[Material for this task — start]
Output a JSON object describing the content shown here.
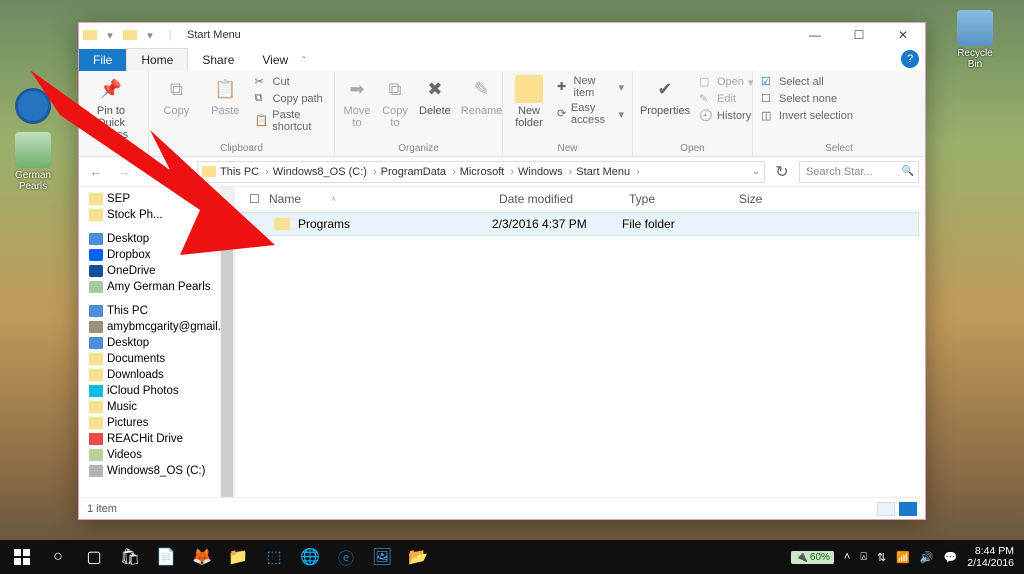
{
  "desktop": {
    "recycle": "Recycle Bin",
    "german_pearls": "German Pearls"
  },
  "window": {
    "title": "Start Menu",
    "tabs": {
      "file": "File",
      "home": "Home",
      "share": "Share",
      "view": "View"
    },
    "ribbon": {
      "pin": "Pin to Quick access",
      "copy": "Copy",
      "paste": "Paste",
      "cut": "Cut",
      "copypath": "Copy path",
      "pasteshort": "Paste shortcut",
      "clipboard": "Clipboard",
      "moveto": "Move to",
      "copyto": "Copy to",
      "delete": "Delete",
      "rename": "Rename",
      "organize": "Organize",
      "newfolder": "New folder",
      "newitem": "New item",
      "easyaccess": "Easy access",
      "new": "New",
      "properties": "Properties",
      "open": "Open",
      "edit": "Edit",
      "history": "History",
      "opengrp": "Open",
      "selectall": "Select all",
      "selectnone": "Select none",
      "invert": "Invert selection",
      "select": "Select"
    },
    "breadcrumbs": [
      "This PC",
      "Windows8_OS (C:)",
      "ProgramData",
      "Microsoft",
      "Windows",
      "Start Menu"
    ],
    "refresh_hint": "↻",
    "search_placeholder": "Search Star...",
    "columns": {
      "name": "Name",
      "date": "Date modified",
      "type": "Type",
      "size": "Size"
    },
    "rows": [
      {
        "name": "Programs",
        "date": "2/3/2016 4:37 PM",
        "type": "File folder",
        "size": ""
      }
    ],
    "status": "1 item"
  },
  "tree": [
    {
      "cls": "fld",
      "ind": 1,
      "label": "SEP"
    },
    {
      "cls": "fld",
      "ind": 1,
      "label": "Stock Ph..."
    },
    {
      "cls": "pc",
      "ind": 0,
      "label": "Desktop"
    },
    {
      "cls": "db",
      "ind": 1,
      "label": "Dropbox"
    },
    {
      "cls": "od",
      "ind": 1,
      "label": "OneDrive"
    },
    {
      "cls": "user",
      "ind": 1,
      "label": "Amy German Pearls"
    },
    {
      "cls": "pc",
      "ind": 1,
      "label": "This PC"
    },
    {
      "cls": "mail",
      "ind": 2,
      "label": "amybmcgarity@gmail.com"
    },
    {
      "cls": "pc",
      "ind": 2,
      "label": "Desktop"
    },
    {
      "cls": "fld",
      "ind": 2,
      "label": "Documents"
    },
    {
      "cls": "fld",
      "ind": 2,
      "label": "Downloads"
    },
    {
      "cls": "ic",
      "ind": 2,
      "label": "iCloud Photos"
    },
    {
      "cls": "fld",
      "ind": 2,
      "label": "Music"
    },
    {
      "cls": "fld",
      "ind": 2,
      "label": "Pictures"
    },
    {
      "cls": "reach",
      "ind": 2,
      "label": "REACHit Drive"
    },
    {
      "cls": "vid",
      "ind": 2,
      "label": "Videos"
    },
    {
      "cls": "hd",
      "ind": 2,
      "label": "Windows8_OS (C:)"
    }
  ],
  "taskbar": {
    "battery": "60%",
    "time": "8:44 PM",
    "date": "2/14/2016"
  }
}
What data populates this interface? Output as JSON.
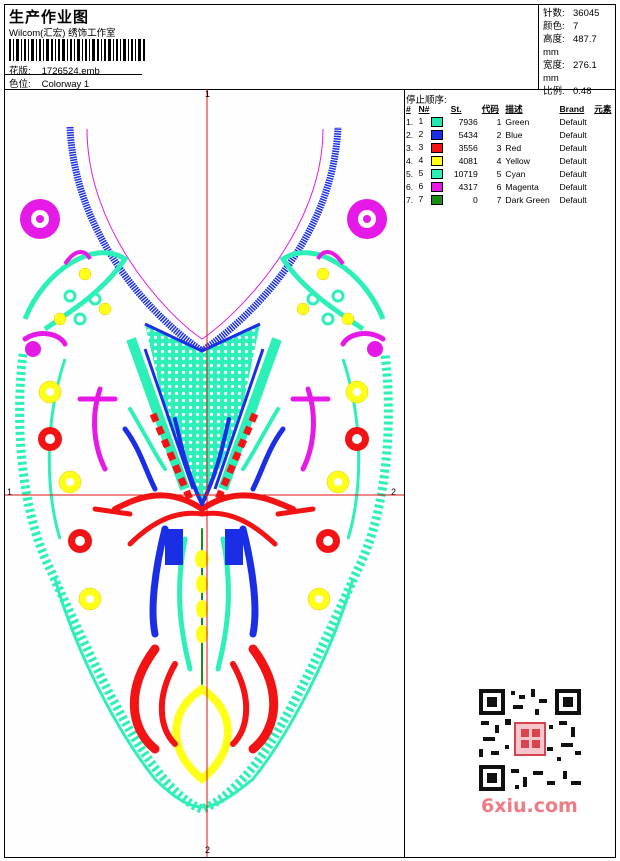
{
  "header": {
    "title": "生产作业图",
    "subtitle": "Wilcom(汇宏) 绣饰工作室",
    "design_file_label": "花版:",
    "design_file": "1726524.emb",
    "colorway_label": "色位:",
    "colorway": "Colorway 1"
  },
  "stats": [
    {
      "label": "针数:",
      "value": "36045"
    },
    {
      "label": "颜色:",
      "value": "7"
    },
    {
      "label": "高度:",
      "value": "487.7 mm"
    },
    {
      "label": "宽度:",
      "value": "276.1 mm"
    },
    {
      "label": "比例:",
      "value": "0.48"
    }
  ],
  "legend": {
    "title": "停止顺序:",
    "columns": [
      "#",
      "N#",
      "St.",
      "代码",
      "描述",
      "Brand",
      "元素"
    ],
    "rows": [
      {
        "idx": "1.",
        "n": "1",
        "color": "#22e8b0",
        "st": "7936",
        "code": "1",
        "desc": "Green",
        "brand": "Default"
      },
      {
        "idx": "2.",
        "n": "2",
        "color": "#1a2ee6",
        "st": "5434",
        "code": "2",
        "desc": "Blue",
        "brand": "Default"
      },
      {
        "idx": "3.",
        "n": "3",
        "color": "#f21414",
        "st": "3556",
        "code": "3",
        "desc": "Red",
        "brand": "Default"
      },
      {
        "idx": "4.",
        "n": "4",
        "color": "#ffff1a",
        "st": "4081",
        "code": "4",
        "desc": "Yellow",
        "brand": "Default"
      },
      {
        "idx": "5.",
        "n": "5",
        "color": "#2df0b8",
        "st": "10719",
        "code": "5",
        "desc": "Cyan",
        "brand": "Default"
      },
      {
        "idx": "6.",
        "n": "6",
        "color": "#e61ae6",
        "st": "4317",
        "code": "6",
        "desc": "Magenta",
        "brand": "Default"
      },
      {
        "idx": "7.",
        "n": "7",
        "color": "#1a8c1a",
        "st": "0",
        "code": "7",
        "desc": "Dark Green",
        "brand": "Default"
      }
    ]
  },
  "axes": {
    "top": "1",
    "bottom": "2",
    "left": "1",
    "right": "2"
  },
  "watermark": "6xiu.com"
}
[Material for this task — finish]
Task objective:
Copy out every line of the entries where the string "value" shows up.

Output of the exercise:
      "value": "36045"
      "value": "7"
      "value": "487.7 mm"
      "value": "276.1 mm"
      "value": "0.48"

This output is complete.